The best stuff here is in the neglected corners of the museum in the basement, like a display case that has every known form of gear, or the ship collections, or the dioramas of New England landscapes. At one point they received an entire trophy room full of murdered animal heads as a bequest, and had to install it down there with a highly apologetic plaque. Gotta do what donors want.
Musical Instrument Collection, Museum of Fine Arts, Boston
Weird and wonderful musical mechanisms from every era and place. No pictures, sadly, because the MFA charges for them all. Their new American wing is also spectacular.
Old Schwamb Mill, Arlington, 19th C wood-working factory
Intricate belt-driven lathes, still working after 150 years. They had fixtures for cutting oval picture frames. Their last main project was turning wood from the Washington Elm (where George mustered the troops on Cambridge Common) into frames for DC gifts. More here:
The Last Factory
Not open often, though, so check for times.
Saugus Iron Works, Saugus, First iron blast furnace in North America, 1648.
The core technology of 17th century industry, yet quite easy for modern eyes to follow. The highest tech of its day, and desperately needed by the young and vulnerable Massachusetts Bay colony, but a failure. More here: A Failed High-Tech Gamble
A pleasant picnic spot!
USS Constitution, Boston, World’s oldest warship still afloat (1797)
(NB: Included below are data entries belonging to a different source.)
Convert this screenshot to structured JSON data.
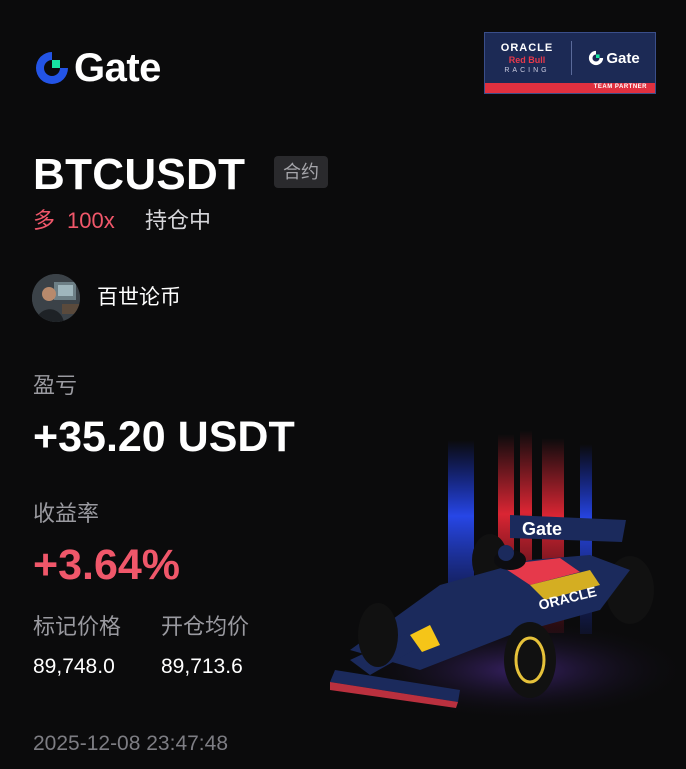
{
  "brand": {
    "logo_text": "Gate"
  },
  "partner_badge": {
    "sponsor": "ORACLE",
    "team": "Red Bull",
    "racing": "RACING",
    "brand": "Gate",
    "caption": "TEAM PARTNER"
  },
  "position": {
    "symbol": "BTCUSDT",
    "type_tag": "合约",
    "side": "多",
    "leverage": "100x",
    "status": "持仓中"
  },
  "user": {
    "name": "百世论币"
  },
  "pnl": {
    "label": "盈亏",
    "value": "+35.20 USDT"
  },
  "roi": {
    "label": "收益率",
    "value": "+3.64%"
  },
  "mark_price": {
    "label": "标记价格",
    "value": "89,748.0"
  },
  "entry_price": {
    "label": "开仓均价",
    "value": "89,713.6"
  },
  "timestamp": "2025-12-08 23:47:48",
  "colors": {
    "profit": "#f0576a",
    "brand_blue": "#2354e6",
    "brand_green": "#17e5a1",
    "background": "#0b0b0c"
  },
  "icons": {
    "logo": "gate-logo-icon",
    "car": "f1-car-illustration"
  }
}
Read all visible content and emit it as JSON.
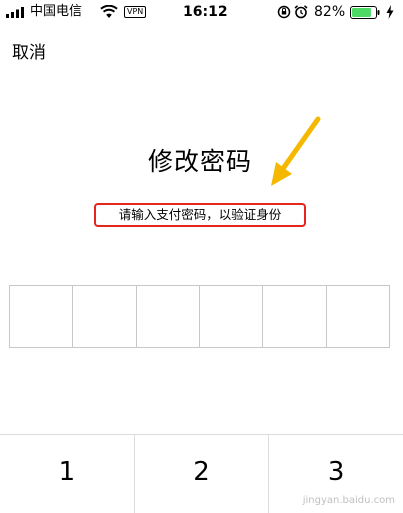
{
  "status_bar": {
    "carrier": "中国电信",
    "vpn": "VPN",
    "time": "16:12",
    "battery_percent": "82%",
    "battery_level": 0.82,
    "battery_color": "#4cd964"
  },
  "nav": {
    "cancel_label": "取消"
  },
  "title": "修改密码",
  "subtitle": "请输入支付密码，以验证身份",
  "colors": {
    "highlight_border": "#e5261d",
    "arrow": "#f5b800"
  },
  "pin_length": 6,
  "keypad": {
    "keys": [
      "1",
      "2",
      "3"
    ]
  },
  "watermark": "jingyan.baidu.com"
}
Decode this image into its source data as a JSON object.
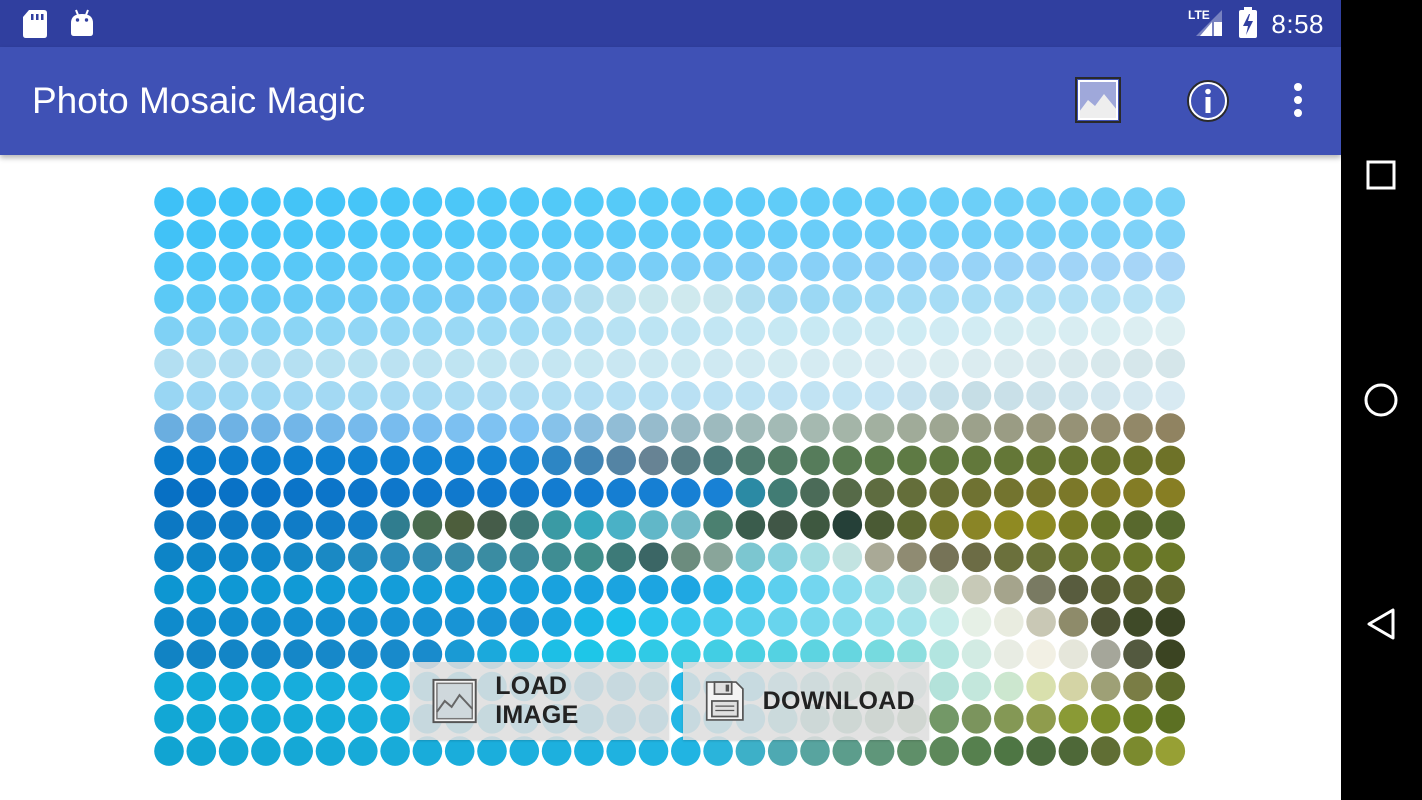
{
  "status_bar": {
    "time": "8:58",
    "network_label": "LTE",
    "icons": [
      "sd-card-icon",
      "android-icon",
      "lte-signal-icon",
      "battery-charging-icon"
    ]
  },
  "app_bar": {
    "title": "Photo Mosaic Magic",
    "actions": [
      "image-icon",
      "info-icon",
      "overflow-menu-icon"
    ]
  },
  "actions": {
    "load_image_label": "LOAD IMAGE",
    "download_label": "DOWNLOAD"
  },
  "nav_bar": {
    "buttons": [
      "recents-square-icon",
      "home-circle-icon",
      "back-triangle-icon"
    ]
  },
  "colors": {
    "primary": "#3f51b5",
    "primary_dark": "#303f9f",
    "nav_background": "#000000",
    "button_background": "#dedede",
    "button_text": "#222222"
  },
  "mosaic": {
    "columns": 32,
    "rows": 18,
    "color_rows": [
      [
        "#3ec1f7",
        "#3fc1f7",
        "#40c2f7",
        "#42c3f7",
        "#44c4f7",
        "#45c4f8",
        "#46c5f8",
        "#48c6f8",
        "#4ac6f8",
        "#4cc7f8",
        "#4ec8f8",
        "#50c8f8",
        "#52c9f8",
        "#54caf8",
        "#56caf8",
        "#58cbf8",
        "#5acbf8",
        "#5ccbf8",
        "#5ecbf8",
        "#60ccf8",
        "#62ccf8",
        "#64cdf8",
        "#66cdf8",
        "#68cef8",
        "#6acef8",
        "#6ccff8",
        "#6ecff8",
        "#70d0f8",
        "#72d0f8",
        "#74d1f8",
        "#76d1f8",
        "#78d2f8"
      ],
      [
        "#41c2f7",
        "#43c3f7",
        "#45c3f7",
        "#47c4f7",
        "#49c5f7",
        "#4bc5f8",
        "#4dc6f8",
        "#4fc7f8",
        "#51c7f8",
        "#53c8f8",
        "#56c8f8",
        "#58c9f8",
        "#5ac9f8",
        "#5ccaf8",
        "#5ecaf8",
        "#60cbf8",
        "#62cbf8",
        "#64cbf8",
        "#66ccf8",
        "#68ccf8",
        "#6acdf8",
        "#6ccdf8",
        "#6ecef8",
        "#70cef8",
        "#72cff8",
        "#74cff8",
        "#76d0f8",
        "#78d0f8",
        "#7ad1f8",
        "#7cd1f8",
        "#7ed2f8",
        "#80d2f8"
      ],
      [
        "#4dc5f7",
        "#4fc6f7",
        "#52c6f7",
        "#55c7f7",
        "#58c8f7",
        "#5bc8f7",
        "#5ec9f7",
        "#61caf7",
        "#64caf7",
        "#67cbf7",
        "#6acbf7",
        "#6dccf7",
        "#70ccf7",
        "#73cdf7",
        "#76cdf7",
        "#79cef7",
        "#7ccef7",
        "#7fcff7",
        "#82cff7",
        "#85d0f7",
        "#88d0f7",
        "#8bd1f7",
        "#8ed1f7",
        "#91d2f7",
        "#94d2f7",
        "#97d3f7",
        "#9ad3f7",
        "#9dd4f7",
        "#a0d4f7",
        "#a3d5f7",
        "#a6d5f7",
        "#a9d6f7"
      ],
      [
        "#5bc9f6",
        "#5ec9f6",
        "#61caf6",
        "#64caf6",
        "#68cbf6",
        "#6bcbf6",
        "#6fccf6",
        "#72ccf6",
        "#75cdf6",
        "#79cdf6",
        "#7ccef6",
        "#80cef6",
        "#9ad6f3",
        "#b4dff0",
        "#bfe3ef",
        "#c9e7ee",
        "#cfe9ee",
        "#c8e6ee",
        "#b0def1",
        "#9ed8f3",
        "#9bd8f4",
        "#9dd9f4",
        "#a0daf5",
        "#a3dbf5",
        "#a6dcf5",
        "#a9ddf5",
        "#acdef5",
        "#afdff5",
        "#b2e0f5",
        "#b5e1f5",
        "#b8e2f5",
        "#bbe3f5"
      ],
      [
        "#7fd1f5",
        "#82d2f5",
        "#85d3f5",
        "#88d4f5",
        "#8bd5f5",
        "#8ed6f5",
        "#91d6f5",
        "#94d7f5",
        "#97d8f5",
        "#9ad9f5",
        "#9ddaf5",
        "#a0dbf5",
        "#a8ddf4",
        "#b0dff3",
        "#b7e2f3",
        "#bce4f3",
        "#c0e5f3",
        "#c2e6f3",
        "#c4e7f3",
        "#c6e8f3",
        "#c8e9f3",
        "#cae9f3",
        "#cceaf3",
        "#ceebf3",
        "#d0ebf3",
        "#d2ecf3",
        "#d4ecf2",
        "#d6edf2",
        "#d8edf2",
        "#daeef2",
        "#dceef2",
        "#deeff2"
      ],
      [
        "#b3dff2",
        "#b2dff2",
        "#b1def2",
        "#b3dff2",
        "#b5e0f2",
        "#b7e1f2",
        "#b9e2f2",
        "#bbe2f2",
        "#bde3f2",
        "#bfe4f2",
        "#c1e5f2",
        "#c3e5f2",
        "#c5e6f2",
        "#c7e7f2",
        "#c9e7f2",
        "#cbe8f2",
        "#cde9f2",
        "#cfe9f2",
        "#d1eaf2",
        "#d3ebf2",
        "#d5ebf2",
        "#d7ecf2",
        "#d9ecf2",
        "#dbedf2",
        "#dbedf1",
        "#dbecf0",
        "#daebef",
        "#d9eaee",
        "#d8e9ed",
        "#d7e8ec",
        "#d6e7eb",
        "#d5e6ea"
      ],
      [
        "#99d6f3",
        "#9bd6f3",
        "#9dd7f3",
        "#9fd8f3",
        "#a1d8f3",
        "#a3d9f3",
        "#a5daf3",
        "#a7daf3",
        "#a9dbf3",
        "#abdcf3",
        "#addcf3",
        "#afddf3",
        "#b1def3",
        "#b3def3",
        "#b5dff3",
        "#b7e0f3",
        "#b9e0f3",
        "#bbe1f3",
        "#bde2f3",
        "#bfe2f3",
        "#c1e3f3",
        "#c3e4f3",
        "#c5e4f3",
        "#c6e2ef",
        "#c6e0ea",
        "#c6deе6",
        "#c9e0e8",
        "#cce2ea",
        "#cfe4ec",
        "#d2e6ee",
        "#d5e8f0",
        "#d8eaf2"
      ],
      [
        "#6aaee0",
        "#6cb0e2",
        "#6eb2e4",
        "#70b4e6",
        "#72b6e8",
        "#74b8ea",
        "#76baec",
        "#78bcee",
        "#7abef0",
        "#7cc0f1",
        "#7ec2f2",
        "#80c4f3",
        "#86c2ea",
        "#8cbfe0",
        "#91bdd6",
        "#96bbcc",
        "#9abac4",
        "#9dbabe",
        "#a0bab9",
        "#a3bab5",
        "#a5b9b0",
        "#a4b5a8",
        "#a2b0a0",
        "#a0ab99",
        "#9ea692",
        "#9ca18b",
        "#9a9c84",
        "#98977d",
        "#969276",
        "#948d6f",
        "#928868",
        "#908361"
      ],
      [
        "#0b7bcb",
        "#0c7ccc",
        "#0d7dcd",
        "#0e7ece",
        "#0f7fcf",
        "#1080d0",
        "#1181d1",
        "#1282d2",
        "#1383d3",
        "#1484d4",
        "#1585d5",
        "#1986d4",
        "#2d86c4",
        "#4185b4",
        "#5484a4",
        "#678394",
        "#597f87",
        "#4d7b7b",
        "#507c70",
        "#527c65",
        "#567c5b",
        "#5a7c52",
        "#5c7b4a",
        "#5e7a44",
        "#60793f",
        "#62783b",
        "#647737",
        "#667634",
        "#687531",
        "#6a742e",
        "#6c732b",
        "#6e7228"
      ],
      [
        "#0770c4",
        "#0871c5",
        "#0972c6",
        "#0a73c7",
        "#0b74c8",
        "#0c75c9",
        "#0d76ca",
        "#0e77cb",
        "#0f78cc",
        "#1079cd",
        "#117ace",
        "#127bcf",
        "#137cd0",
        "#147dd1",
        "#157ed2",
        "#167fd3",
        "#1780d4",
        "#1881d5",
        "#2b8aa4",
        "#417c74",
        "#4b6b58",
        "#566a48",
        "#5e6c40",
        "#646e3a",
        "#6a7036",
        "#6f7232",
        "#73742f",
        "#77762c",
        "#7b7829",
        "#7f7a27",
        "#837c25",
        "#877e23"
      ],
      [
        "#0c78c3",
        "#0d79c4",
        "#0e7ac5",
        "#0f7bc6",
        "#107cc7",
        "#117dc8",
        "#127ec9",
        "#307d8f",
        "#4a6b4e",
        "#4d5e3c",
        "#455c49",
        "#3e7a7a",
        "#3a9aa4",
        "#36aac0",
        "#4ab1c6",
        "#61b7c8",
        "#72bac7",
        "#4b8070",
        "#3a5c4c",
        "#405646",
        "#3e5840",
        "#254038",
        "#4a5a34",
        "#5f6a32",
        "#7a7a2a",
        "#8a8526",
        "#8f8a22",
        "#8d8a22",
        "#7a7c25",
        "#64722a",
        "#58682d",
        "#566a2e"
      ],
      [
        "#0d84c7",
        "#0e85c8",
        "#0f86c9",
        "#1087ca",
        "#1588c7",
        "#1a89c4",
        "#238bbf",
        "#2c8cb9",
        "#328cb2",
        "#378cab",
        "#3a8ca2",
        "#3e8b9a",
        "#3f8d93",
        "#408e8c",
        "#3d7a78",
        "#3b6665",
        "#6c8c7e",
        "#89a59a",
        "#7cc6d0",
        "#87d1dd",
        "#a4dde2",
        "#c2e3e1",
        "#a9a996",
        "#8f8b72",
        "#767357",
        "#6c6c45",
        "#6b703c",
        "#6b7338",
        "#6b7533",
        "#6a762f",
        "#6a772b",
        "#6a7828"
      ],
      [
        "#0d96d2",
        "#0e97d3",
        "#0f98d4",
        "#1099d5",
        "#119ad6",
        "#129bd7",
        "#139cd8",
        "#149dd9",
        "#159eda",
        "#169fdb",
        "#17a0dc",
        "#18a1dd",
        "#19a2de",
        "#1aa3df",
        "#1ba4e0",
        "#1ca5e1",
        "#1da6e2",
        "#2eb7e8",
        "#45c6ec",
        "#5ccfee",
        "#73d6ef",
        "#8adcee",
        "#a1e1eb",
        "#b8e2e4",
        "#cbe0d6",
        "#c7c9b7",
        "#a5a48c",
        "#797a62",
        "#585c3e",
        "#5a5f35",
        "#5e6432",
        "#62692f"
      ],
      [
        "#0f8bcc",
        "#108ccd",
        "#118dce",
        "#128ecf",
        "#138fd0",
        "#1490d1",
        "#1591d2",
        "#1692d3",
        "#1793d4",
        "#1894d5",
        "#1995d6",
        "#1a96d7",
        "#1ba6df",
        "#1cb7e7",
        "#1dc0eb",
        "#2cc4ec",
        "#3bc8ed",
        "#4acced",
        "#59d0ed",
        "#68d4ed",
        "#77d8ed",
        "#86dced",
        "#95e0ec",
        "#a4e3eb",
        "#c6ecea",
        "#e6f0e6",
        "#e9ece0",
        "#c9c8b5",
        "#8e8b6a",
        "#4f5435",
        "#3f4a28",
        "#3a4424"
      ],
      [
        "#1183c4",
        "#1284c5",
        "#1385c6",
        "#1486c7",
        "#1587c8",
        "#1688c9",
        "#1789ca",
        "#188acb",
        "#198bcc",
        "#1a9ad4",
        "#1ba9dc",
        "#1cb6e2",
        "#1dbfe6",
        "#1ec6e8",
        "#27c8e7",
        "#30cae6",
        "#39cce5",
        "#42cee4",
        "#4bd0e3",
        "#54d2e2",
        "#5dd4e1",
        "#66d6e0",
        "#76dadf",
        "#8ddedf",
        "#b2e5e0",
        "#d2ebe3",
        "#e8ece3",
        "#f2f0e4",
        "#e5e6da",
        "#a5a69a",
        "#53593f",
        "#3b4422"
      ],
      [
        "#13a9d8",
        "#14aad9",
        "#15abda",
        "#16acdb",
        "#17addc",
        "#18aedd",
        "#19afde",
        "#1ab0df",
        "#1bb1e0",
        "#1cb2e1",
        "#1db3e2",
        "#1eb4e3",
        "#1fb5e4",
        "#20b6e5",
        "#21b7e6",
        "#22b8e7",
        "#23b9e8",
        "#24bae9",
        "#25bbea",
        "#5fc9e2",
        "#66c4ca",
        "#7cc5b7",
        "#8dc8aa",
        "#a5d6cf",
        "#b3e2da",
        "#c3e7dc",
        "#cce7cf",
        "#d9e0ad",
        "#d4d4a5",
        "#9ea076",
        "#7a7d45",
        "#5d6a2a"
      ],
      [
        "#12a7d5",
        "#13a8d6",
        "#14a9d7",
        "#15aad8",
        "#16abd9",
        "#17acda",
        "#18addb",
        "#19aedc",
        "#1aafdd",
        "#1bb0de",
        "#1cb1df",
        "#1db2e0",
        "#1eb3e1",
        "#1fb4e2",
        "#20b5e3",
        "#21b6e4",
        "#22b7e5",
        "#23b8e6",
        "#36bfe5",
        "#43b8c8",
        "#51aca7",
        "#5aa38f",
        "#609d7f",
        "#699a72",
        "#739867",
        "#7b945d",
        "#849855",
        "#8f9c4d",
        "#8a9a35",
        "#7b8c2a",
        "#6b7e26",
        "#5c7023"
      ],
      [
        "#11a4d2",
        "#12a5d3",
        "#13a6d4",
        "#14a7d5",
        "#15a8d6",
        "#16a9d7",
        "#17aad8",
        "#18abd9",
        "#19acda",
        "#1aaddb",
        "#1baedc",
        "#1cafdd",
        "#1db0de",
        "#1eb1df",
        "#1fb2e0",
        "#20b3e1",
        "#21b4e2",
        "#2ab4db",
        "#3db0c8",
        "#4ea9b2",
        "#58a49f",
        "#5c9d8c",
        "#5f967a",
        "#5f8f69",
        "#5d885a",
        "#56804e",
        "#4e7644",
        "#4c6c3e",
        "#4e6838",
        "#606e34",
        "#7b8a2e",
        "#97a034"
      ]
    ]
  }
}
Active for almost 60 years, and never defeated, it’s still a registered ship in the US Navy. On the Fourth of July it gets towed out into Boston Harbor and turned around so that the sides wear evenly. We once happened to be on Spectacle Island on the Fourth, and saw the grand ship moving out, surrounded by hundreds of small craft. Two fast corvettes then zoomed into the harbor, both flying the Canadian flag. The Constitution let them have it with a broadside, and Boston was saved from invasion once again.